Attackers are now using more “interesting” platforms and methods to gain access to our networks, especially with cloud platforms. OneDrive, OneNote, SharePoint, and Sharefile can all host malicious files. Google and Amazon Web Services (AWS) also can host malicious sites. Repositories such as GitHub have recently been used to launch ransomware attacks.
Sites like these appeal to attackers because we trust them and tend to be less paranoid about the links they deliver. Until recently it took a long time to remove malicious files from these locations. In the last few weeks, Microsoft has removed Office 365 locations from the top 15 malware sites as noted on URLHaus.
Can you block such locations without causing issues with business needs at the firm? Some employees should have no need to go to certain sites, but others will have these needs. Depending on your organization you may wish to set up your browsing protections such that only specific websites needed for business are allowed for browsing. Others may need to set up a nuanced approach whereby only some users are allowed to have full access for internet locations and others are more restricted.
Network administrators cannot blindly block Microsoft 365, Google or AWS locations as businesses depend on them, but you should ensure that there are no exclusions or exceptions in your antivirus platforms or your firewall/unified threat management solutions that would lessen the ability to protect your network.
Setting up alerts for disabled antivirus software

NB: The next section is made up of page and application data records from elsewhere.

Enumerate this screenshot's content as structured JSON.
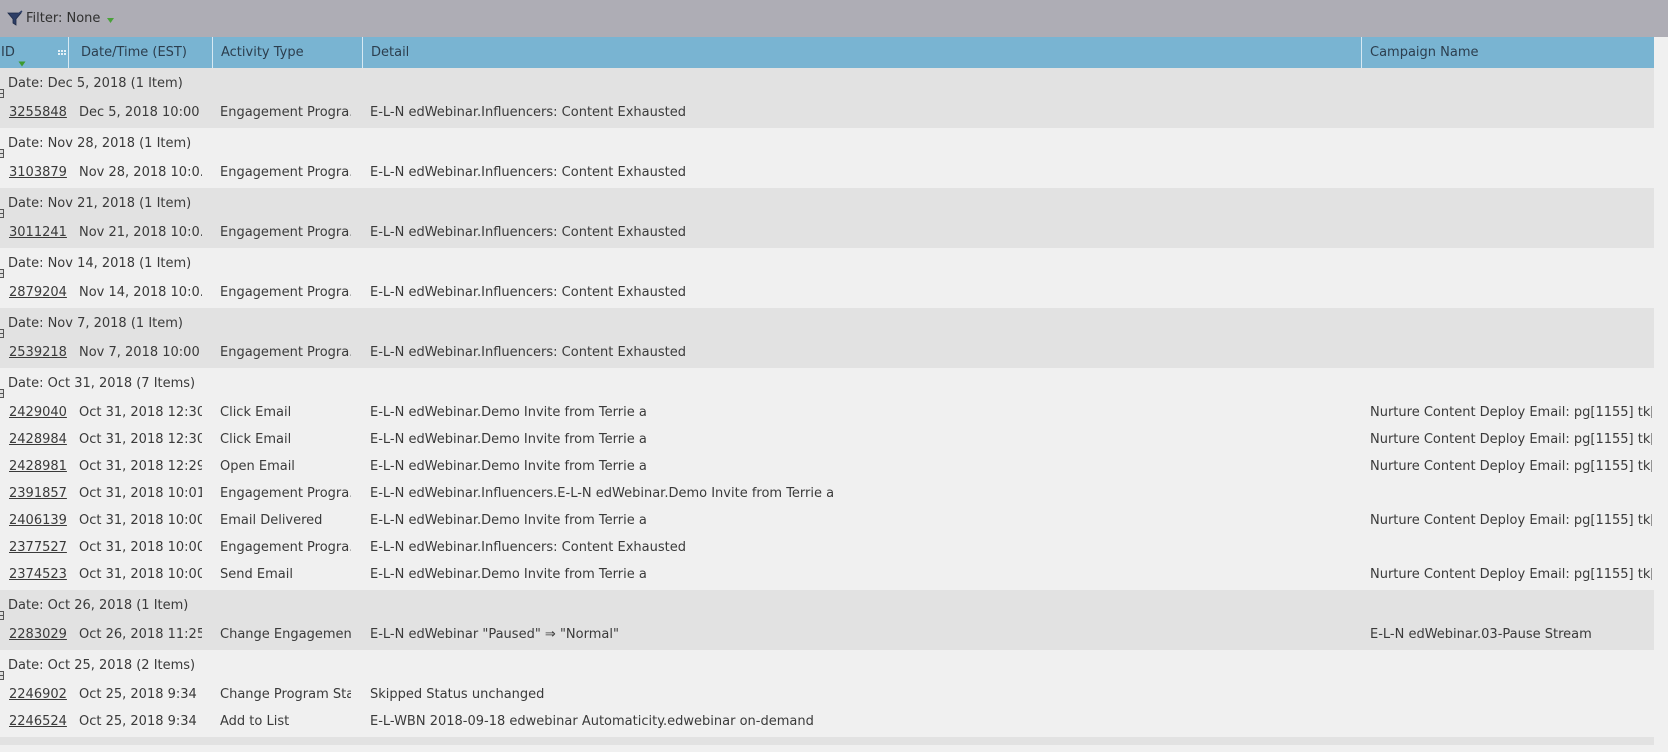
{
  "filter": {
    "label": "Filter: None"
  },
  "columns": {
    "id": "ID",
    "datetime": "Date/Time (EST)",
    "activity_type": "Activity Type",
    "detail": "Detail",
    "campaign": "Campaign Name"
  },
  "groups": [
    {
      "label": "Date: Dec 5, 2018 (1 Item)",
      "rows": [
        {
          "id": "3255848",
          "datetime": "Dec 5, 2018 10:00 ...",
          "type": "Engagement Progra...",
          "detail": "E-L-N edWebinar.Influencers: Content Exhausted",
          "campaign": ""
        }
      ]
    },
    {
      "label": "Date: Nov 28, 2018 (1 Item)",
      "rows": [
        {
          "id": "3103879",
          "datetime": "Nov 28, 2018 10:0...",
          "type": "Engagement Progra...",
          "detail": "E-L-N edWebinar.Influencers: Content Exhausted",
          "campaign": ""
        }
      ]
    },
    {
      "label": "Date: Nov 21, 2018 (1 Item)",
      "rows": [
        {
          "id": "3011241",
          "datetime": "Nov 21, 2018 10:0...",
          "type": "Engagement Progra...",
          "detail": "E-L-N edWebinar.Influencers: Content Exhausted",
          "campaign": ""
        }
      ]
    },
    {
      "label": "Date: Nov 14, 2018 (1 Item)",
      "rows": [
        {
          "id": "2879204",
          "datetime": "Nov 14, 2018 10:0...",
          "type": "Engagement Progra...",
          "detail": "E-L-N edWebinar.Influencers: Content Exhausted",
          "campaign": ""
        }
      ]
    },
    {
      "label": "Date: Nov 7, 2018 (1 Item)",
      "rows": [
        {
          "id": "2539218",
          "datetime": "Nov 7, 2018 10:00 ...",
          "type": "Engagement Progra...",
          "detail": "E-L-N edWebinar.Influencers: Content Exhausted",
          "campaign": ""
        }
      ]
    },
    {
      "label": "Date: Oct 31, 2018 (7 Items)",
      "rows": [
        {
          "id": "2429040",
          "datetime": "Oct 31, 2018 12:30...",
          "type": "Click Email",
          "detail": "E-L-N edWebinar.Demo Invite from Terrie a",
          "campaign": "Nurture Content Deploy Email: pg[1155] tk[..."
        },
        {
          "id": "2428984",
          "datetime": "Oct 31, 2018 12:30...",
          "type": "Click Email",
          "detail": "E-L-N edWebinar.Demo Invite from Terrie a",
          "campaign": "Nurture Content Deploy Email: pg[1155] tk[..."
        },
        {
          "id": "2428981",
          "datetime": "Oct 31, 2018 12:29...",
          "type": "Open Email",
          "detail": "E-L-N edWebinar.Demo Invite from Terrie a",
          "campaign": "Nurture Content Deploy Email: pg[1155] tk[..."
        },
        {
          "id": "2391857",
          "datetime": "Oct 31, 2018 10:01...",
          "type": "Engagement Progra...",
          "detail": "E-L-N edWebinar.Influencers.E-L-N edWebinar.Demo Invite from Terrie a",
          "campaign": ""
        },
        {
          "id": "2406139",
          "datetime": "Oct 31, 2018 10:00...",
          "type": "Email Delivered",
          "detail": "E-L-N edWebinar.Demo Invite from Terrie a",
          "campaign": "Nurture Content Deploy Email: pg[1155] tk[..."
        },
        {
          "id": "2377527",
          "datetime": "Oct 31, 2018 10:00...",
          "type": "Engagement Progra...",
          "detail": "E-L-N edWebinar.Influencers: Content Exhausted",
          "campaign": ""
        },
        {
          "id": "2374523",
          "datetime": "Oct 31, 2018 10:00...",
          "type": "Send Email",
          "detail": "E-L-N edWebinar.Demo Invite from Terrie a",
          "campaign": "Nurture Content Deploy Email: pg[1155] tk[..."
        }
      ]
    },
    {
      "label": "Date: Oct 26, 2018 (1 Item)",
      "rows": [
        {
          "id": "2283029",
          "datetime": "Oct 26, 2018 11:25...",
          "type": "Change Engagemen...",
          "detail": "E-L-N edWebinar \"Paused\" ⇒ \"Normal\"",
          "campaign": "E-L-N edWebinar.03-Pause Stream"
        }
      ]
    },
    {
      "label": "Date: Oct 25, 2018 (2 Items)",
      "rows": [
        {
          "id": "2246902",
          "datetime": "Oct 25, 2018 9:34 ...",
          "type": "Change Program Sta...",
          "detail": "Skipped Status unchanged",
          "campaign": ""
        },
        {
          "id": "2246524",
          "datetime": "Oct 25, 2018 9:34 ...",
          "type": "Add to List",
          "detail": "E-L-WBN 2018-09-18 edwebinar Automaticity.edwebinar on-demand",
          "campaign": ""
        }
      ]
    }
  ]
}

Attackers will often try to disable your antivirus software to avoid detection. If a local administrator account is compromised or the attacker has used vulnerabilities to gain access in your network, they can then silently disable Defender. You should review your configurations to determine if you would be alerted if antivirus protection were disabled.